Fox starts out tentatively, telling Jane's story with liberal use of the words "maybe", "probably", "perhaps," and "we can't be certain." Another writer might have boldly made suppositions and presented them as likely facts. I can't fault Fox for being so scrupulous but it did make those first chapters a tiring read for me. Once Fox has access to primary sources, she's more at ease and Jane's story picks up.
Jane Boleyn remains unknowable through no fault of Fox's. There are few surviving letters from her and her testimony at Catherine Howard's was obviously constrained. Fox makes a convincing case that Jane was simply seduced by the abundant luxury of living close to and being in favor with the King. If he liked you, the perks flowed and you were sleeping in a custom carved bed and drinking from gem-encrusted gold cups. You were also living at the most exciting place in England. The temptation was too much for Jane. Even after seeing the consequences suffered by Anne and George Boleyn. She also convinced me that Jane probably (there's that word again!) did not conspire against or even testify against Anne and George.

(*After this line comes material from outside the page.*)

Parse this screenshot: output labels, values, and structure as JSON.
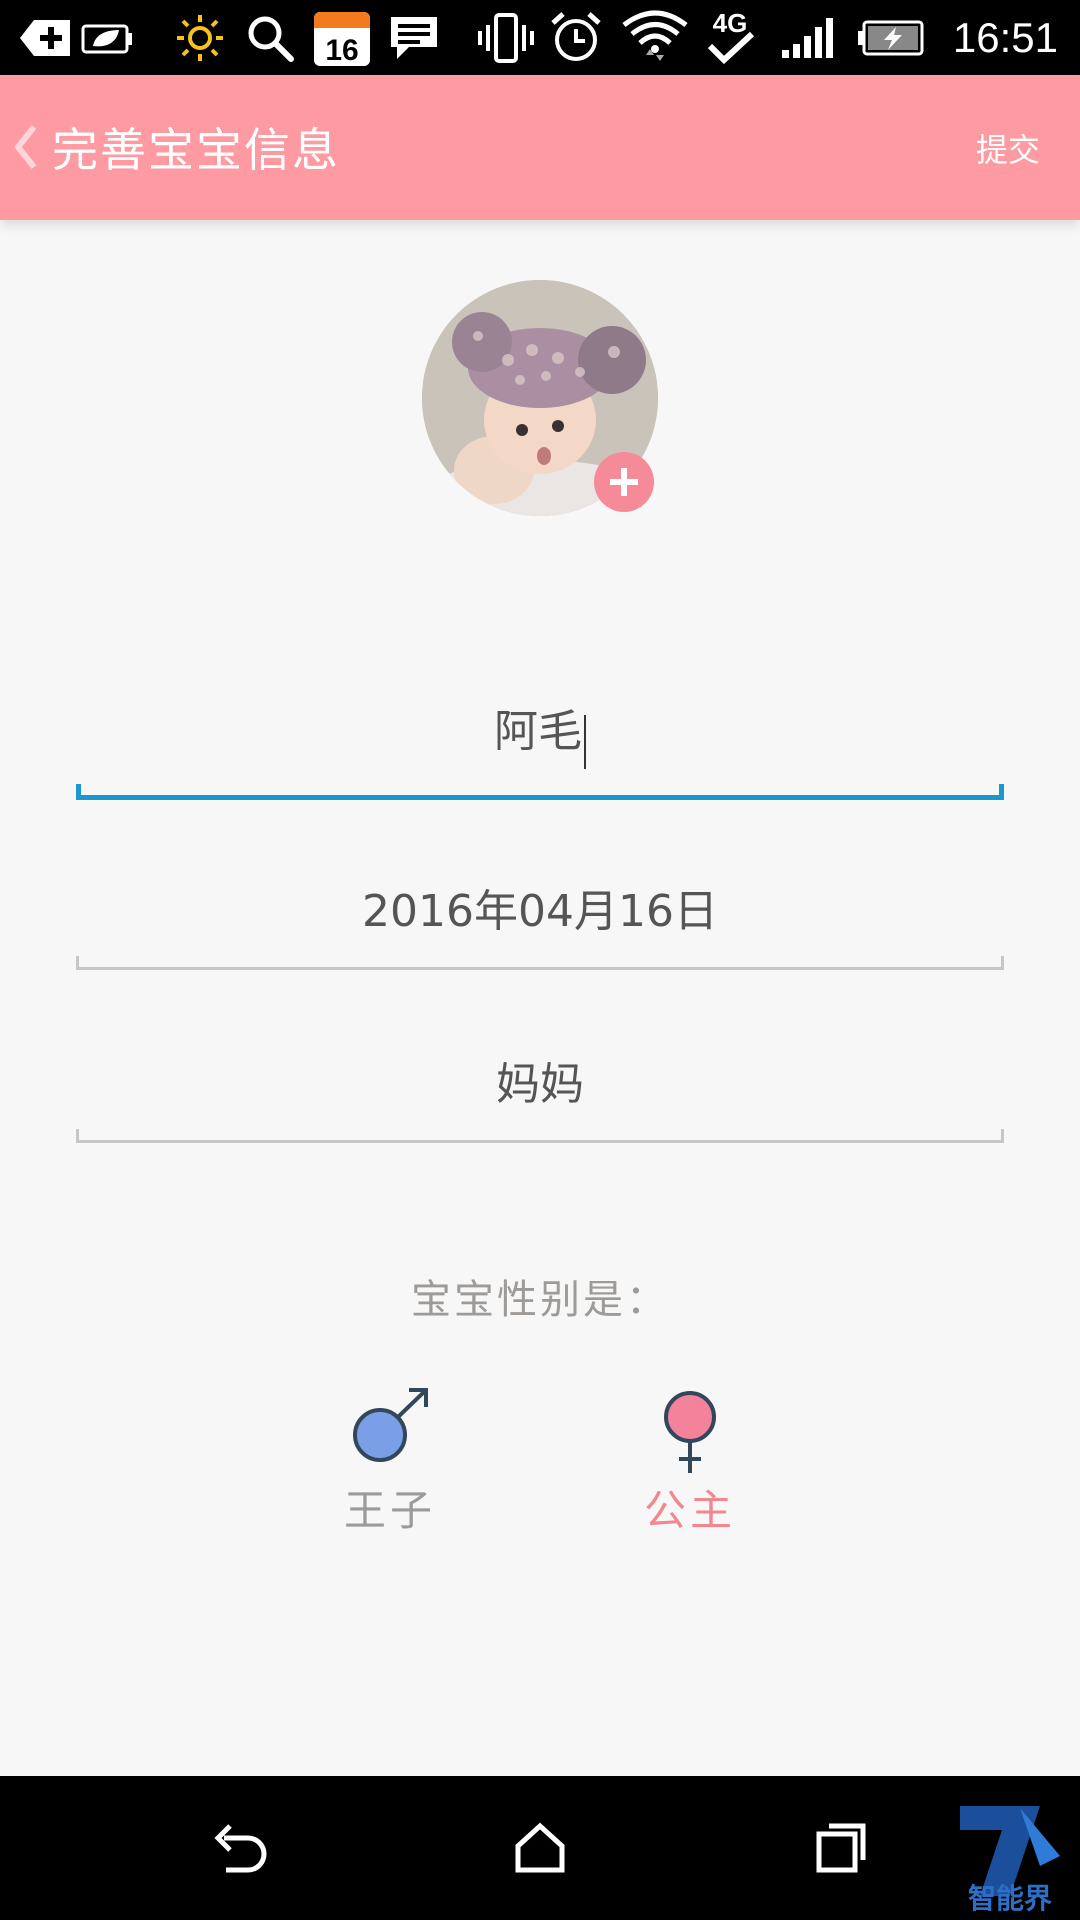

Fox is less successful at explaining why Jane helped Catherine commit adultery. That is a hard one to explain even from the lips of the woman herself. And Fox does occasionally try to wring too much from her scant primary sources like when she tries to make a direct connection between the likely charitable endeavors of Jane and Anne and the charitable bequests in the will of Anne's grandfather.

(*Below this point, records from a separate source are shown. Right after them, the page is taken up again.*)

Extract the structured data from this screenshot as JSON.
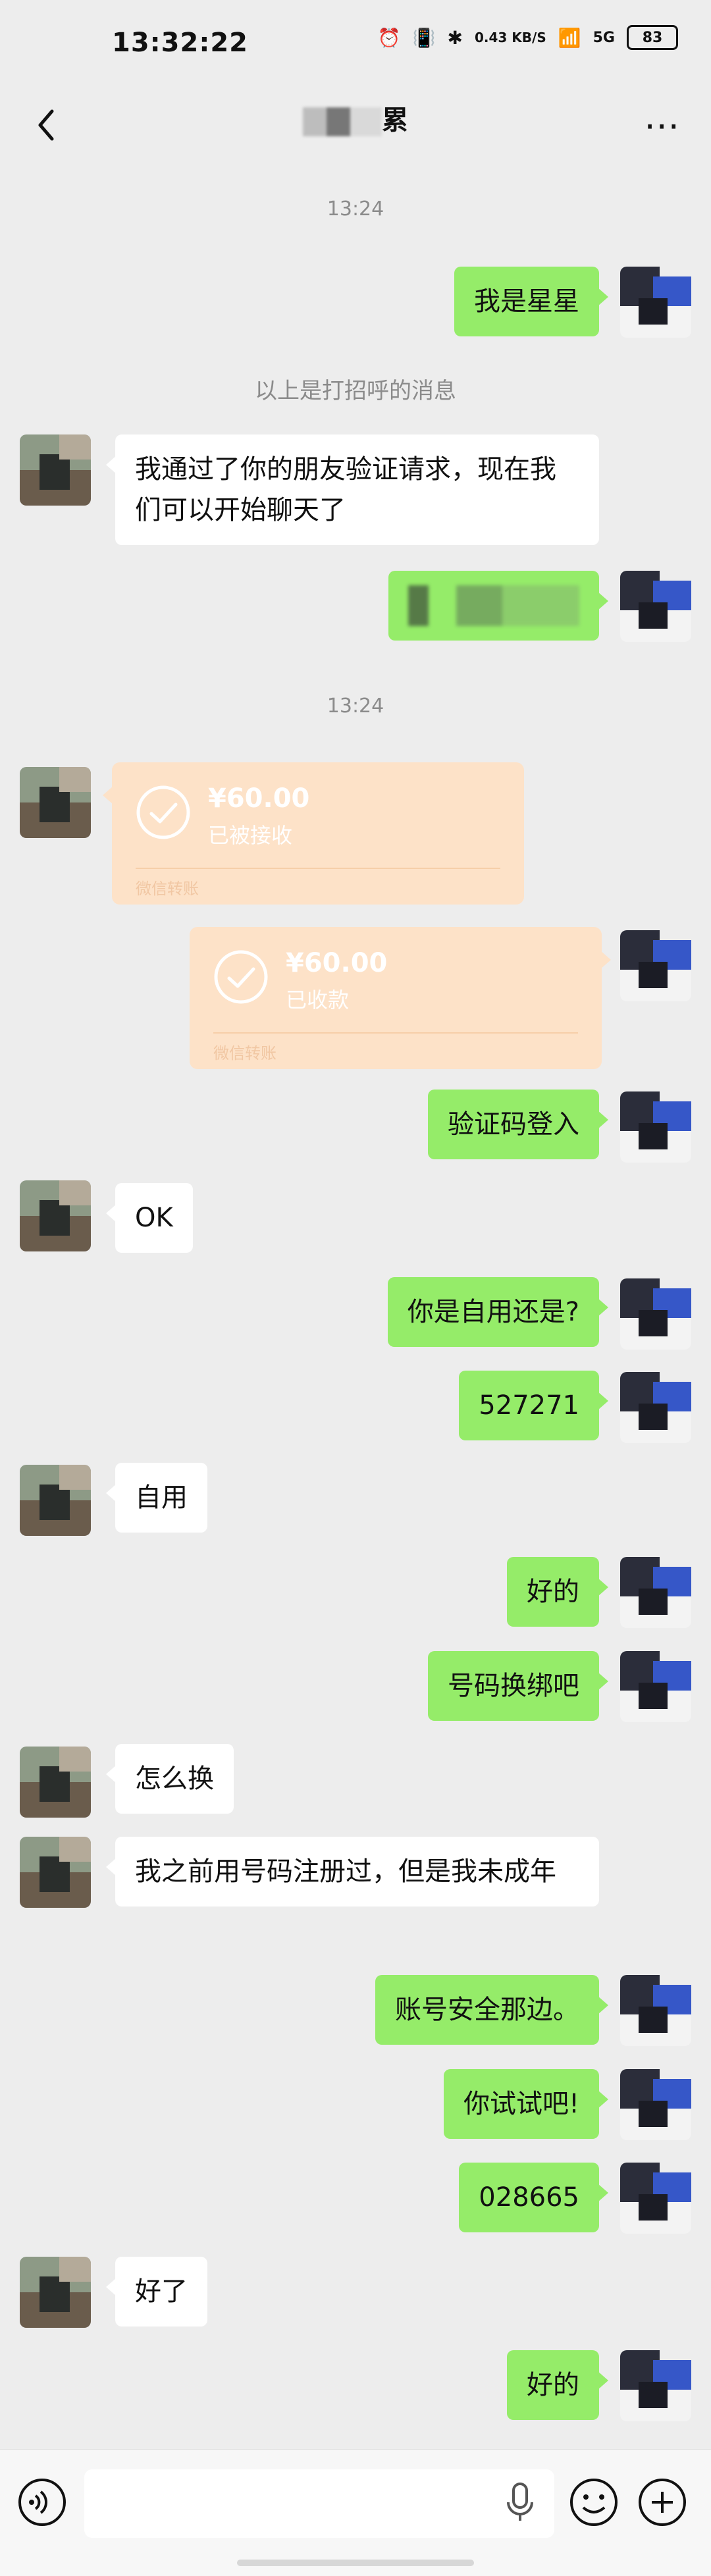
{
  "status_bar": {
    "time": "13:32:22",
    "net_speed": "0.43 KB/S",
    "network": "5G",
    "battery": "83"
  },
  "header": {
    "title": "累",
    "back_icon": "chevron-left-icon",
    "more_icon": "more-dots-icon"
  },
  "chat": {
    "timestamps": [
      "13:24",
      "13:24"
    ],
    "system_message": "以上是打招呼的消息",
    "messages": [
      {
        "from": "me",
        "text": "我是星星"
      },
      {
        "from": "peer",
        "text": "我通过了你的朋友验证请求，现在我们可以开始聊天了"
      },
      {
        "from": "me",
        "text": ""
      },
      {
        "from": "peer",
        "type": "transfer",
        "amount": "¥60.00",
        "status": "已被接收",
        "brand": "微信转账"
      },
      {
        "from": "me",
        "type": "transfer",
        "amount": "¥60.00",
        "status": "已收款",
        "brand": "微信转账"
      },
      {
        "from": "me",
        "text": "验证码登入"
      },
      {
        "from": "peer",
        "text": "OK"
      },
      {
        "from": "me",
        "text": "你是自用还是?"
      },
      {
        "from": "me",
        "text": "527271"
      },
      {
        "from": "peer",
        "text": "自用"
      },
      {
        "from": "me",
        "text": "好的"
      },
      {
        "from": "me",
        "text": "号码换绑吧"
      },
      {
        "from": "peer",
        "text": "怎么换"
      },
      {
        "from": "peer",
        "text": "我之前用号码注册过，但是我未成年"
      },
      {
        "from": "me",
        "text": "账号安全那边。"
      },
      {
        "from": "me",
        "text": "你试试吧!"
      },
      {
        "from": "me",
        "text": "028665"
      },
      {
        "from": "peer",
        "text": "好了"
      },
      {
        "from": "me",
        "text": "好的"
      }
    ]
  },
  "input_bar": {
    "voice_icon": "voice-icon",
    "mic_icon": "mic-icon",
    "emoji_icon": "emoji-icon",
    "plus_icon": "plus-icon"
  },
  "colors": {
    "me_bubble": "#95ec69",
    "peer_bubble": "#ffffff",
    "transfer": "#fde2c8",
    "background": "#ededed"
  }
}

This is an interesting attempt to reclaim a notorious figure from the unsubstantiated stories told against her for centuries. I'm not sure who is the best audience for this book, though. If you're a Tudorphile, like me, you'll find yourself covering a lot of ground you've been over before many times but you will get a fresh perspective on Jane Boleyn. If you're new to the Tudors, will you even care about Jane Boleyn? I'm not sure. If you are interested in the lives in non-royal women in Tudor England, you could do much worse than to read this book.
The story of Lady Rochford, like so many historical figures, is shrouded in mystery and clouded by the writings of those who had reasons to obscure the true facts long after the person had died. Going back to the earliest information about Jane Boleyn still extant, Ms Fox has pieced together the story of a very different person than history has allowed to come down to us. She has taken all the various viewpoints about her subject and combed through them to find which one(s) made the most sense and had the most concrete information available to back it up.
I thoroughly enjoyed this book and I will be reading anything else of hers I can find.